Most of us would agree that employee happiness is a good thing.
Happy employees often show more favorable outcomes on measures such as job performance, organizational citizenship behaviors, absenteeism, turnover, and healthcare costs.
Organizations with happy employees can also enjoy the benefits of a positive reputation, including greater publicity, customer loyalty, and ability to attract and compete for talent.
Happiness, for its own sake, is also probably a good thing.
Given these positive benefits, many organizations set goals and create initiatives to increase employee happiness. Some succeed and some fail.
To better understand how this works (or not) let’s consider 3 important facts.
1. There are different types of happiness
Happiness and unhappiness can occur as a part of our various moment-to-moment experiences (we’ll come back to this later).
But it is also important to consider happiness as a more cumulative outcome: a broader sense of satisfaction or dissatisfaction.
Research shows that there are actually 2 different types of overall sense of satisfaction:
- Hedonic: Positive and negative emotions. Generally determined by the ability to attain pleasure and avoid pain.
- Eudaimonic: Meaning and purpose. Generally determined by the ability to function and realize one’s potential.
This is an important distinction!
In one sense, being happy could simply mean feeling content or complacent.
In the other sense, being happy might instead mean feeling a sense of accomplishment and motivation to continue achieving.
While both of these things can be good in different ways, knowing this distinction can help you to set appropriate goals for your specific situation.
2. Pursuing happiness can actually be stressful and unhealthy
One of the most effective methods of increasing employee happiness is called work redesign. The goal is to make work more meaningful and engaging.
It’s almost exactly what it sounds like: job tasks are altered or rearranged with the following goals in mind:
- Increase the variety of skills and abilities used, by increasing the variety of tasks performed.
- Increase the significance of tasks performed by emphasizing how the results benefit other people.
- Increase task identity by providing opportunities to see identifiable projects through, beginning to end.
- Increase autonomy by giving employees more discretion about when and how they accomplish tasks.
- Increase feedback to let employees know how well they are doing.
These are all positive changes that can produce great results.
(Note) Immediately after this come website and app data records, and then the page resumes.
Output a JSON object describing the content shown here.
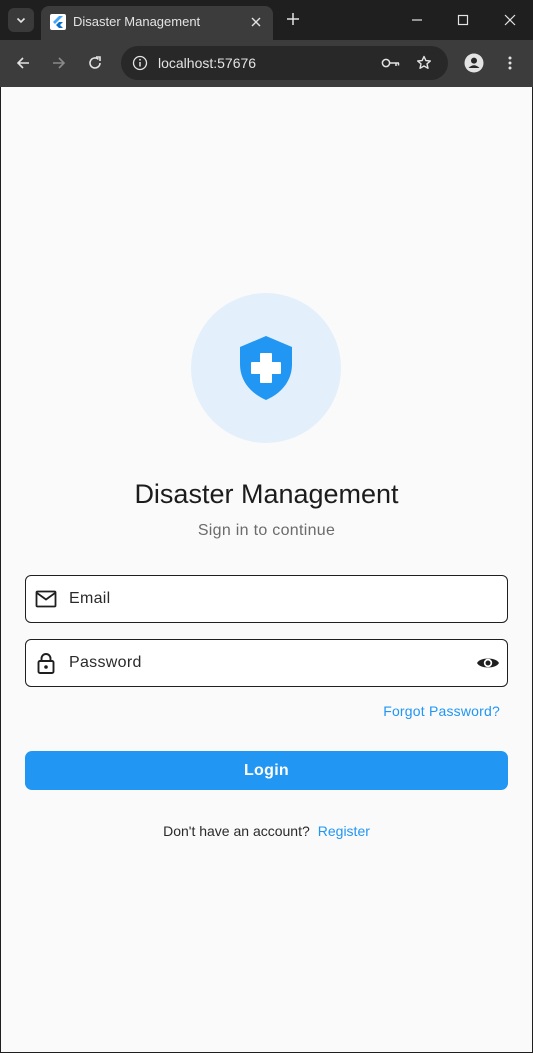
{
  "browser": {
    "tab": {
      "title": "Disaster Management",
      "favicon": "flutter-icon"
    },
    "address_bar": {
      "url": "localhost:57676"
    },
    "icons": {
      "tab_search": "chevron-down-icon",
      "tab_close": "close-icon",
      "new_tab": "plus-icon",
      "minimize": "minimize-icon",
      "maximize": "maximize-icon",
      "window_close": "close-icon",
      "back": "arrow-left-icon",
      "forward": "arrow-right-icon",
      "reload": "reload-icon",
      "site_info": "info-icon",
      "password_key": "key-icon",
      "bookmark": "star-icon",
      "profile": "profile-icon",
      "menu": "kebab-menu-icon"
    }
  },
  "login": {
    "logo_icon": "shield-plus-icon",
    "title": "Disaster Management",
    "subtitle": "Sign in to continue",
    "email": {
      "placeholder": "Email",
      "value": "",
      "icon": "mail-icon"
    },
    "password": {
      "placeholder": "Password",
      "value": "",
      "icon": "lock-icon",
      "toggle_icon": "eye-icon"
    },
    "forgot_password": "Forgot Password?",
    "login_button": "Login",
    "register_prompt": "Don't have an account?",
    "register_link": "Register"
  },
  "colors": {
    "primary": "#2196f3",
    "logo_background": "#e3f0fc",
    "page_background": "#fafafa",
    "browser_frame": "#1f1f1f",
    "browser_toolbar": "#3c3c3c"
  }
}
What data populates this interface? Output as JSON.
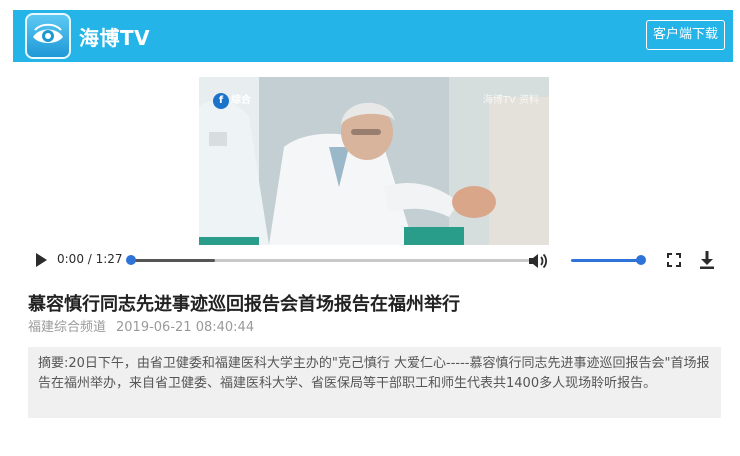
{
  "header": {
    "brand": "海博TV",
    "download_button": "客户端下载"
  },
  "video": {
    "channel_logo": "综合",
    "watermark": "海博TV 资料"
  },
  "player": {
    "time": "0:00 / 1:27",
    "progress_fraction": 0.0,
    "buffered_fraction": 0.21,
    "volume_fraction": 1.0,
    "icons": [
      "play-icon",
      "volume-icon",
      "fullscreen-icon",
      "download-icon"
    ]
  },
  "article": {
    "title": "慕容慎行同志先进事迹巡回报告会首场报告在福州举行",
    "channel": "福建综合频道",
    "datetime": "2019-06-21 08:40:44",
    "summary": "摘要:20日下午，由省卫健委和福建医科大学主办的\"克己慎行 大爱仁心-----慕容慎行同志先进事迹巡回报告会\"首场报告在福州举办，来自省卫健委、福建医科大学、省医保局等干部职工和师生代表共1400多人现场聆听报告。"
  },
  "colors": {
    "header_bg": "#25b4e8",
    "accent": "#2e73d8",
    "summary_bg": "#f0f0f0"
  }
}
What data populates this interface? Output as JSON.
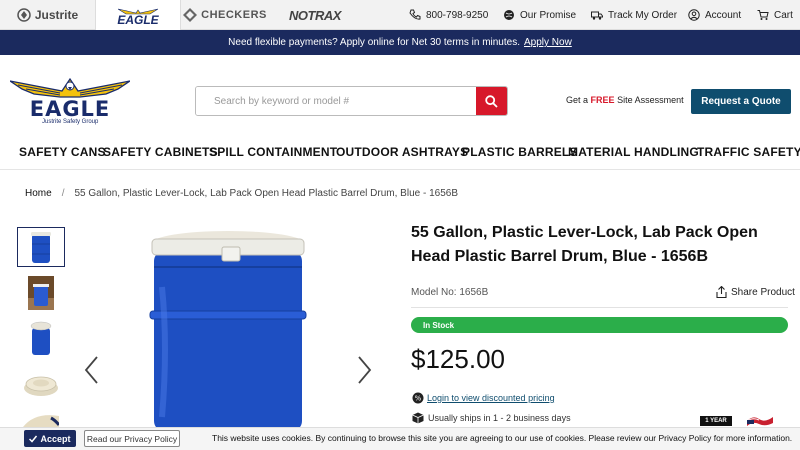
{
  "brands": {
    "justrite": "Justrite",
    "eagle": "EAGLE",
    "checkers": "CHECKERS",
    "notrax": "NOTRAX"
  },
  "utility": {
    "phone": "800-798-9250",
    "promise": "Our Promise",
    "track": "Track My Order",
    "account": "Account",
    "cart": "Cart"
  },
  "promo": {
    "text": "Need flexible payments? Apply online for Net 30 terms in minutes.",
    "link": "Apply Now"
  },
  "header": {
    "logo_text": "EAGLE",
    "logo_sub": "Justrite Safety Group",
    "search_placeholder": "Search by keyword or model #",
    "assess_pre": "Get a",
    "assess_free": "FREE",
    "assess_post": "Site Assessment",
    "quote": "Request a Quote"
  },
  "nav": [
    "SAFETY CANS",
    "SAFETY CABINETS",
    "SPILL CONTAINMENT",
    "OUTDOOR ASHTRAYS",
    "PLASTIC BARRELS",
    "MATERIAL HANDLING",
    "TRAFFIC SAFETY"
  ],
  "breadcrumb": {
    "home": "Home",
    "separator": "/",
    "current": "55 Gallon, Plastic Lever-Lock, Lab Pack Open Head Plastic Barrel Drum, Blue - 1656B"
  },
  "product": {
    "title": "55 Gallon, Plastic Lever-Lock, Lab Pack Open Head Plastic Barrel Drum, Blue - 1656B",
    "model": "Model No: 1656B",
    "share": "Share Product",
    "stock": "In Stock",
    "price": "$125.00",
    "login_pricing": "Login to view discounted pricing",
    "ships": "Usually ships in 1 - 2 business days",
    "warranty_badge": "1 YEAR"
  },
  "cookie": {
    "accept": "Accept",
    "privacy": "Read our Privacy Policy",
    "message": "This website uses cookies. By continuing to browse this site you are agreeing to our use of cookies. Please review our Privacy Policy for more information."
  },
  "colors": {
    "navy": "#1b2a5e",
    "red": "#d7182a",
    "teal": "#0f4d6e",
    "green": "#2bae4a",
    "drum_blue": "#1e4fc2"
  }
}
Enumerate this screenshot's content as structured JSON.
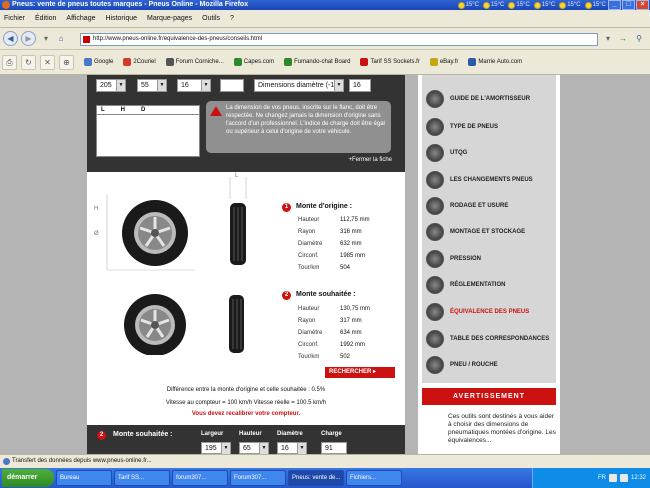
{
  "window": {
    "title": "Pneus: vente de pneus toutes marques - Pneus Online - Mozilla Firefox"
  },
  "weather": [
    {
      "temp": "15°C"
    },
    {
      "temp": "15°C"
    },
    {
      "temp": "15°C"
    },
    {
      "temp": "15°C"
    },
    {
      "temp": "15°C"
    },
    {
      "temp": "15°C"
    }
  ],
  "menu": [
    "Fichier",
    "Édition",
    "Affichage",
    "Historique",
    "Marque-pages",
    "Outils",
    "?"
  ],
  "nav": {
    "url": "http://www.pneus-online.fr/equivalence-des-pneus/conseils.html"
  },
  "bookmarks": [
    {
      "label": "Google",
      "color": "#4a77c8"
    },
    {
      "label": "2Couriel",
      "color": "#d23b2b"
    },
    {
      "label": "Forum Corniche...",
      "color": "#555"
    },
    {
      "label": "Capes.com",
      "color": "#2a8a2a"
    },
    {
      "label": "Fumando-chat Board",
      "color": "#2a8a2a"
    },
    {
      "label": "Tarif SS Sockets.fr",
      "color": "#c11"
    },
    {
      "label": "eBay.fr",
      "color": "#c9a80f"
    },
    {
      "label": "Marrie Auto.com",
      "color": "#2a5aa8"
    }
  ],
  "form": {
    "width": "205",
    "ratio": "55",
    "rim": "16",
    "blank": "",
    "diameter_label": "Dimensions diamètre (-1)",
    "diameter_value": "16",
    "tire_headers": [
      "L",
      "H",
      "D"
    ],
    "warning": "La dimension de vos pneus, inscrite sur le flanc, doit être respectée. Ne changez jamais la dimension d'origine sans l'accord d'un professionnel. L'indice de charge doit être égal ou supérieur à celui d'origine de votre véhicule.",
    "close": "+Fermer la fiche"
  },
  "diagram": {
    "h": "H",
    "d": "Ø",
    "l": "L"
  },
  "origin": {
    "num": "1",
    "title": "Monte d'origine :",
    "rows": [
      {
        "k": "Hauteur",
        "v": "112,75 mm"
      },
      {
        "k": "Rayon",
        "v": "316 mm"
      },
      {
        "k": "Diamètre",
        "v": "632 mm"
      },
      {
        "k": "Circonf.",
        "v": "1985 mm"
      },
      {
        "k": "Tour/km",
        "v": "504"
      }
    ]
  },
  "desired": {
    "num": "2",
    "title": "Monte souhaitée :",
    "rows": [
      {
        "k": "Hauteur",
        "v": "130,75 mm"
      },
      {
        "k": "Rayon",
        "v": "317 mm"
      },
      {
        "k": "Diamètre",
        "v": "634 mm"
      },
      {
        "k": "Circonf.",
        "v": "1992 mm"
      },
      {
        "k": "Tour/km",
        "v": "502"
      }
    ]
  },
  "search_button": "RECHERCHER ▸",
  "difference": "Différence entre la monte d'origine et celle souhaitée : 0.5%",
  "speed": "Vitesse au compteur = 100 km/h    Vitesse réelle = 100.5 km/h",
  "recalibrate": "Vous devez recalibrer votre compteur.",
  "bottom": {
    "num": "2",
    "title": "Monte souhaitée :",
    "cols": [
      "Largeur",
      "Hauteur",
      "Diamètre",
      "Charge"
    ],
    "vals": [
      "195",
      "65",
      "16",
      "91"
    ]
  },
  "sidebar": [
    {
      "label": "GUIDE DE L'AMORTISSEUR"
    },
    {
      "label": "TYPE DE PNEUS"
    },
    {
      "label": "UTQG"
    },
    {
      "label": "LES CHANGEMENTS PNEUS"
    },
    {
      "label": "RODAGE ET USURE"
    },
    {
      "label": "MONTAGE ET STOCKAGE"
    },
    {
      "label": "PRESSION"
    },
    {
      "label": "RÉGLEMENTATION"
    },
    {
      "label": "ÉQUIVALENCE DES PNEUS",
      "active": true
    },
    {
      "label": "TABLE DES CORRESPONDANCES"
    },
    {
      "label": "PNEU / ROUCHE"
    }
  ],
  "avert": {
    "title": "AVERTISSEMENT",
    "body": "Ces outils sont destinés à vous aider à choisir des dimensions de pneumatiques montées d'origine. Les équivalences..."
  },
  "status": "Transfert des données depuis www.pneus-online.fr...",
  "taskbar": {
    "start": "démarrer",
    "tasks": [
      "Bureau",
      "Tarif SS...",
      "forum307...",
      "Forum307...",
      "Pneus: vente de...",
      "Fichiers..."
    ],
    "lang": "FR",
    "clock": "12:32"
  }
}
However…
Take a second look at that list. What happens if you have too much variety, significance, identity, autonomy, and feedback? It would be incredibly stressful!
Research has shown that it is easy to take work redesign too far.
While employees can often feel happy with very demanding work, they at the same time show a variety of unhealthy physical symptoms related to fatigue and stress.
3. Things that “should” make employees happy can backfire
If you can name an initiative intended to make employees happier, you can probably also name a way that it can go wrong.
Employee recognition programs can lead to jealousy and rivalries between employees. This can ultimately undermine trust, cooperation, and teamwork.
And paying out bonus incentives can have very similar repercussions.
Team-building initiatives can undermine an employee’s sense of individual identity.
Training initiatives and guidelines can undermine an employee’s sense of autonomy.
And so on…
Know your outcomes
To sum up, we all know that employee happiness can be a good thing, but when we try to increase it, the potential for unintended outcomes exists on many levels.
It is therefore essential to actually track outcomes.
Keep an open dialogue with employees, and regularly collect and review data about what is going on.
As an added bonus, knowing that you care about their happiness might actually make employees happy.